It would have been nice for them to think of what a wonderful man your uncle was to live at the church and to pray away inspector and I am certain that they did think of him this way.

But, your uncle would have known that he alone could not save these people. And, that their gratitude to him was not the point or the answer. In leading by example, in giving them some comfort, some life, some shelter and some subsistence, he led them to a place where they could find more of that, where they could see God's doctrine and people and promises, in action.

Where, if these people could not seem to find Him on the street, faith was easily accessible.

Your uncle would have known that someday he'd be gone and that he would have left having introduced some of those people to a source of love and open-arms that could feed, help and aid them, and that at the east and that at the most would give them comfort.

He was planting mustard seeds.

Not to preach to them, would have been, for him, to perform a disservice, to take God's glory for himself, or to ignore the opportunity to help heal a broken man's spirit instead of just feeding and blanketing him for the briefest of moments in the course of an eternity.

God does not tell us to feed the poor only if they comply, only if they are Christian and only if they augment their faith. He tells us to feed the poor, to be better people ourselves, for all the gifts that living with, giving and receiving charity, hope, joy and faith bring to us and others.

Religiosity sometimes skews our perception of what we are supposed to be, do or act like in order to reach the great beyond or be worthy of aid. Just as sometimes secularism skews our perception of what our religious leaders really mean when they say "Can I speak to you before breakfast".

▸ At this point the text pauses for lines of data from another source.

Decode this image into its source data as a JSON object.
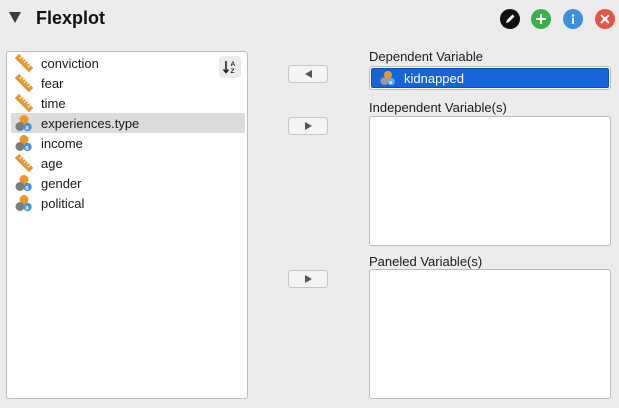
{
  "header": {
    "title": "Flexplot"
  },
  "variables": [
    {
      "label": "conviction",
      "icon": "scale-icon",
      "selected": false
    },
    {
      "label": "fear",
      "icon": "scale-icon",
      "selected": false
    },
    {
      "label": "time",
      "icon": "scale-icon",
      "selected": false
    },
    {
      "label": "experiences.type",
      "icon": "nominal-text-icon",
      "selected": true
    },
    {
      "label": "income",
      "icon": "nominal-text-icon",
      "selected": false
    },
    {
      "label": "age",
      "icon": "scale-icon",
      "selected": false
    },
    {
      "label": "gender",
      "icon": "nominal-text-icon",
      "selected": false
    },
    {
      "label": "political",
      "icon": "nominal-text-icon",
      "selected": false
    }
  ],
  "sort_button": {
    "icon": "sort-icon"
  },
  "dependent": {
    "label": "Dependent Variable",
    "value": "kidnapped",
    "icon": "nominal-text-icon"
  },
  "independent": {
    "label": "Independent Variable(s)",
    "items": []
  },
  "paneled": {
    "label": "Paneled Variable(s)",
    "items": []
  },
  "colors": {
    "accent": "#1565d8",
    "add": "#3ab04a",
    "info": "#3d8fe0",
    "close": "#e45447",
    "selection": "#dcdcdc",
    "scale_icon": "#e8962a"
  }
}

If you come to God's house for warmth and food, you won't be turned away, but you must expect to meet The Man of the house. Your uncle just had a firey way of introducing people to their host.

And, as in all meetings, an instant respect isn't always felt or given. But, with meeting God, you are not turned away or shunned in your reluctance.

If you ask to hug your child and she asserts herself and says No and walks away. You wait. In the meantime, you feed and blanket your little girl.

I think this is a wonderful story. I hope you don't mind my little (sorry.. became sort of long..) comment ('sermon?')(lol).


:)